If you’re like the millions of Americans who filled a prescription over the past few years, you’ve likely noticed that drug prices have been rising. Spending on prescription drugs rose 8 percent last year, and nearly one-third of this increase can be attributed to the higher cost of drugs.
We at One Medical are keenly aware of this issue, which is why we work with our patients to utilize lower-cost brand or generic drugs whenever quality is not compromised, in order to maximize value.
However, sometimes writing a prescription for a generic medication is not enough to keep costs to a minimum.
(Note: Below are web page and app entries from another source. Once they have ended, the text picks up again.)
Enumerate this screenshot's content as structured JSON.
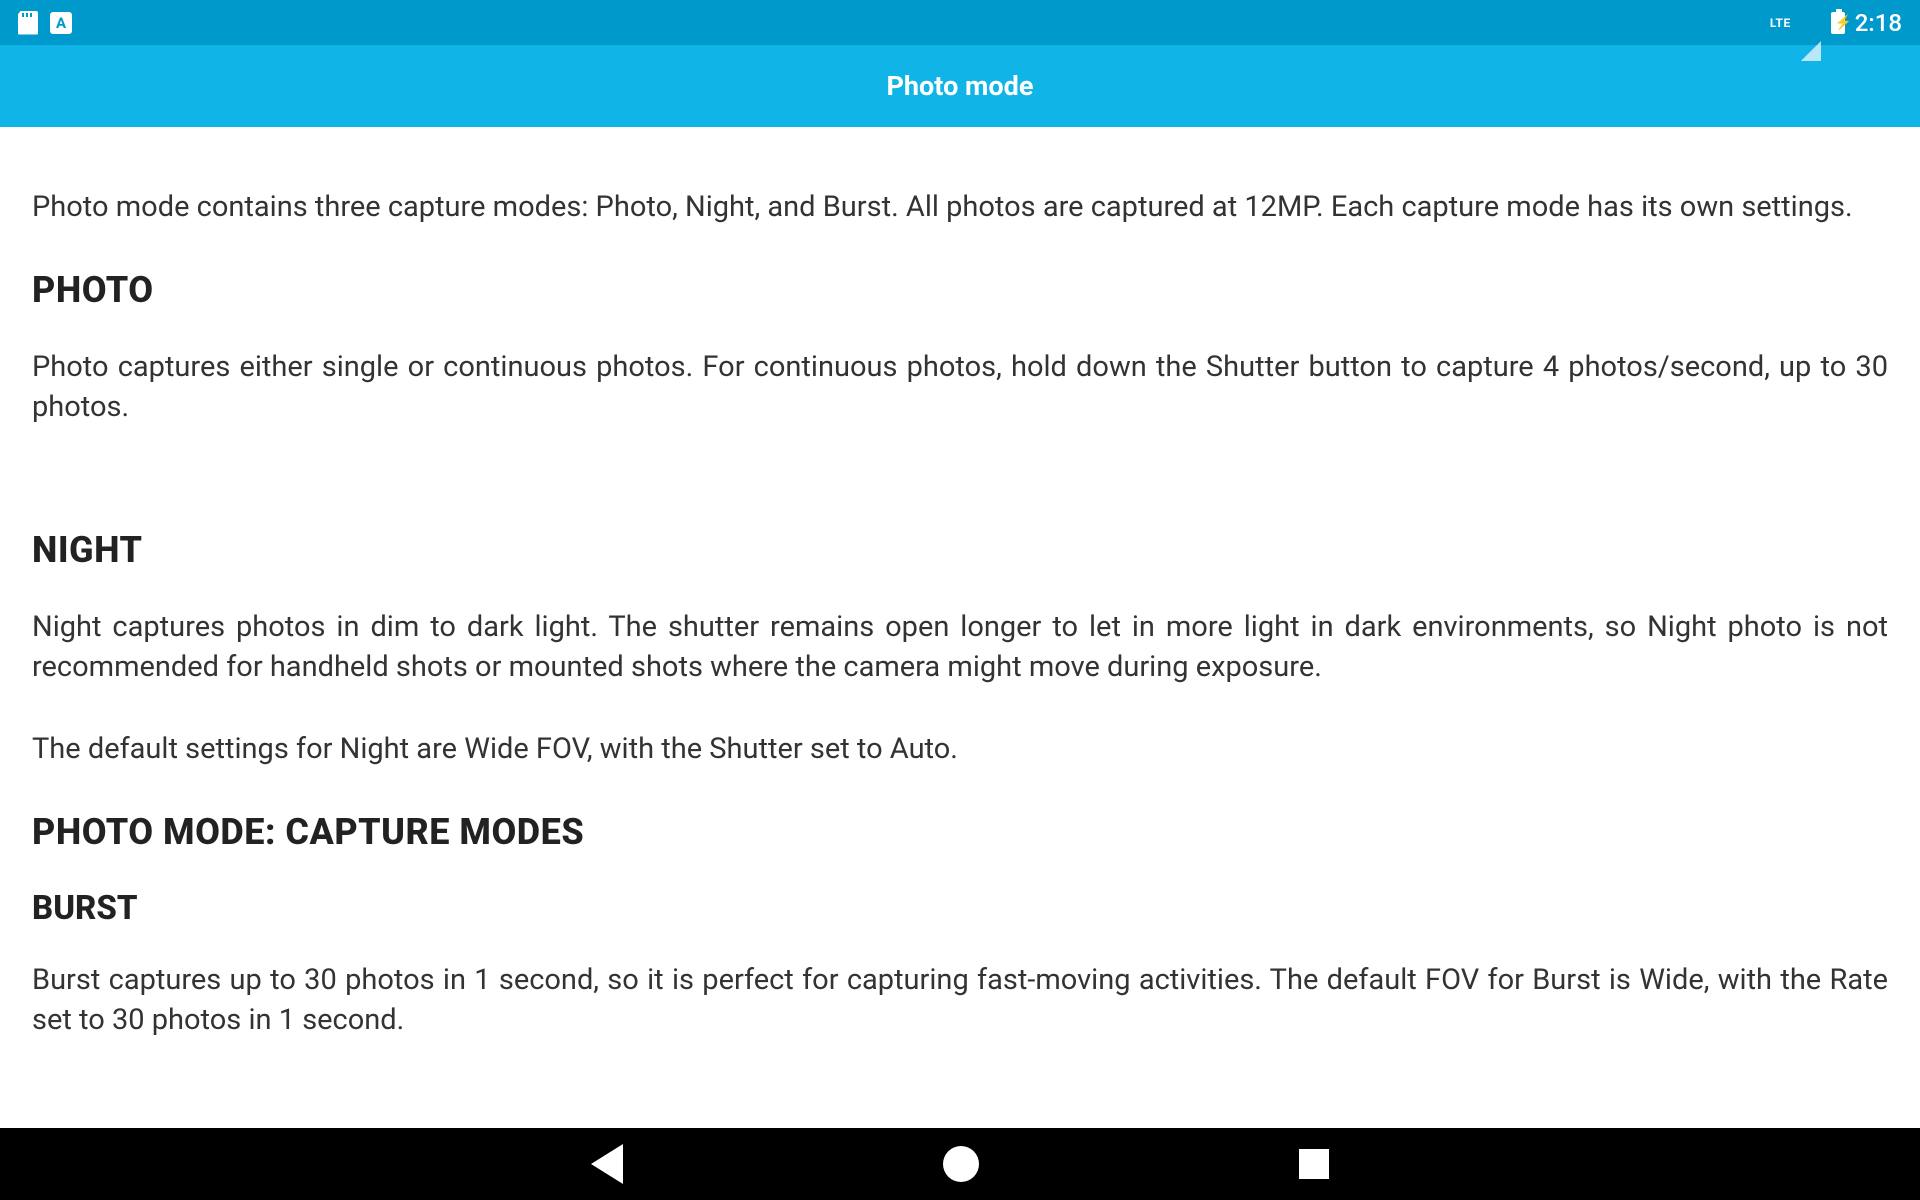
{
  "status": {
    "lte": "LTE",
    "time": "2:18",
    "a_label": "A"
  },
  "appbar": {
    "title": "Photo mode"
  },
  "content": {
    "intro": "Photo mode contains three capture modes: Photo, Night, and Burst. All photos are captured at 12MP. Each capture mode has its own settings.",
    "photo_heading": "PHOTO",
    "photo_body": "Photo captures either single or continuous photos. For continuous photos, hold down the Shutter button to capture 4 photos/second, up to 30 photos.",
    "night_heading": "NIGHT",
    "night_body1": "Night captures photos in dim to dark light. The shutter remains open longer to let in more light in dark environments, so Night photo is not recommended for handheld shots or mounted shots where the camera might move during exposure.",
    "night_body2": "The default settings for Night are Wide FOV, with the Shutter set to Auto.",
    "capture_heading": "PHOTO MODE: CAPTURE MODES",
    "burst_heading": "BURST",
    "burst_body": "Burst captures up to 30 photos in 1 second, so it is perfect for capturing fast-moving activities. The default FOV for Burst is Wide, with the Rate set to 30 photos in 1 second."
  }
}
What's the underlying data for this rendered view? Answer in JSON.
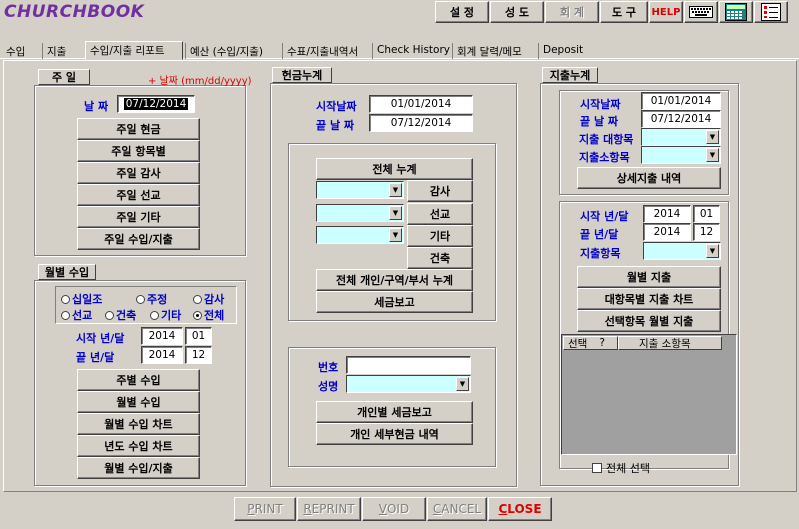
{
  "app": {
    "title": "CHURCHBOOK"
  },
  "toolbar": {
    "buttons": [
      {
        "label": "설 정"
      },
      {
        "label": "성 도"
      },
      {
        "label": "회 계"
      },
      {
        "label": "도 구"
      },
      {
        "label": "HELP"
      }
    ]
  },
  "tabs": [
    {
      "label": "수입"
    },
    {
      "label": "지출"
    },
    {
      "label": "수입/지출 리포트"
    },
    {
      "label": "예산 (수입/지출)"
    },
    {
      "label": "수표/지출내역서"
    },
    {
      "label": "Check History"
    },
    {
      "label": "회계 달력/메모"
    },
    {
      "label": "Deposit"
    }
  ],
  "sunday": {
    "title": "주     일",
    "date_hint": "+ 날짜 (mm/dd/yyyy)",
    "date_label": "날   짜",
    "date_value": "07/12/2014",
    "buttons": [
      "주일 현금",
      "주일 항목별",
      "주일 감사",
      "주일 선교",
      "주일 기타",
      "주일 수입/지출"
    ]
  },
  "monthly": {
    "title": "월별 수입",
    "radios": [
      {
        "label": "십일조",
        "checked": false
      },
      {
        "label": "주정",
        "checked": false
      },
      {
        "label": "감사",
        "checked": false
      },
      {
        "label": "선교",
        "checked": false
      },
      {
        "label": "건축",
        "checked": false
      },
      {
        "label": "기타",
        "checked": false
      },
      {
        "label": "전체",
        "checked": true
      }
    ],
    "start_label": "시작 년/달",
    "start_year": "2014",
    "start_month": "01",
    "end_label": "끝    년/달",
    "end_year": "2014",
    "end_month": "12",
    "buttons": [
      "주별 수입",
      "월별 수입",
      "월별 수입 차트",
      "년도 수입 차트",
      "월별 수입/지출"
    ]
  },
  "cash": {
    "title": "헌금누계",
    "start_label": "시작날짜",
    "start_value": "01/01/2014",
    "end_label": "끝 날 짜",
    "end_value": "07/12/2014",
    "total_button": "전체 누계",
    "side_buttons": [
      "감사",
      "선교",
      "기타",
      "건축"
    ],
    "wide_buttons": [
      "전체 개인/구역/부서 누계",
      "세금보고"
    ],
    "no_label": "번호",
    "name_label": "성명",
    "person_buttons": [
      "개인별 세금보고",
      "개인 세부현금 내역"
    ]
  },
  "expense": {
    "title": "지출누계",
    "start_label": "시작날짜",
    "start_value": "01/01/2014",
    "end_label": "끝  날  짜",
    "end_value": "07/12/2014",
    "major_label": "지출 대항목",
    "minor_label": "지출소항목",
    "detail_button": "상세지출 내역",
    "start_ym_label": "시작 년/달",
    "start_year": "2014",
    "start_month": "01",
    "end_ym_label": "끝    년/달",
    "end_year": "2014",
    "end_month": "12",
    "item_label": "지출항목",
    "buttons": [
      "월별 지출",
      "대항목별 지출 차트",
      "선택항목 월별 지출"
    ],
    "list_headers": [
      "선택",
      "?",
      "지출 소항목"
    ],
    "select_all": "전체 선택"
  },
  "bottom": {
    "buttons": [
      {
        "label": "PRINT",
        "u": "P",
        "rest": "RINT"
      },
      {
        "label": "REPRINT",
        "u": "R",
        "rest": "EPRINT"
      },
      {
        "label": "VOID",
        "u": "V",
        "rest": "OID"
      },
      {
        "label": "CANCEL",
        "u": "C",
        "rest": "ANCEL"
      },
      {
        "label": "CLOSE",
        "u": "C",
        "rest": "LOSE"
      }
    ]
  },
  "colors": {
    "background": "#d4d0c8",
    "accent_blue": "#0000cc",
    "accent_red": "#e00000",
    "combo_fill": "#ccffff",
    "logo": "#7030a0"
  }
}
In fact, according to a new study just published in the JAMA Internal Medicine, it matters just as much where you fill your prescription when it comes to managing costs.
As part of the study, investigators evaluated the cost of three generic drugs – digoxin, lisinopril and carvedilol – at 177 pharmacies within the St. Louis area.
Let’s take a look at what they found for lisinopril, a hypertension and heart health medication used by many of our patients:
- A 30-day prescription for lisinopril 10 mg: $3.00 to $89.50
- A 30-day prescription for lisinopril 40 mg: $14.18 to $87.59
- A 90-day prescription for lisinopril 10 mg: $17.39 to $205.99
- A 90-day prescription for lisinopril 40 mg: $34.25 to $223.90
The range was even greater for digoxin and carvedilol: a 90-day supply of carvedilol 25 mg showed a price range of $180.46 to $1,144.98!
You might think that these huge price variations reflect the costs imposed by the various manufacturers of each generic medication, or the pharmacy zip code (with wealthier areas showing higher prices), or the particular drug store chain. But you would be wrong. Instead, the cost of the medication was almost exclusively a function of each individual pharmacy setting its own price.
The takeaway: When it comes to managing prescription costs, it pays to shop around.
GoodRx is a great place to start – GoodRx’s drug price search tool allows you to compare prices for your prescription at pharmacies near you.
Whenever possible, you can also use mail order pharmacies or other programs that offer low-cost formularies. The Walmart Retail Prescription Program, for example, will sell 90 days worth of lisinopril for $10. Unfortunately, these programs do not always include all medications – Walmart, for instance, does not include digoxin in its formulary – so you may have to find appropriate substitutes for some drugs.
Pricing variability can impose a huge financial burden on our uninsured or underinsured patients who have fewer options. And even when insurance companies are footing the bill, unnecessary spending on overpriced medications raises premiums for all of us.
So, do your homework. There’s no need to pay extra for the exact same drug.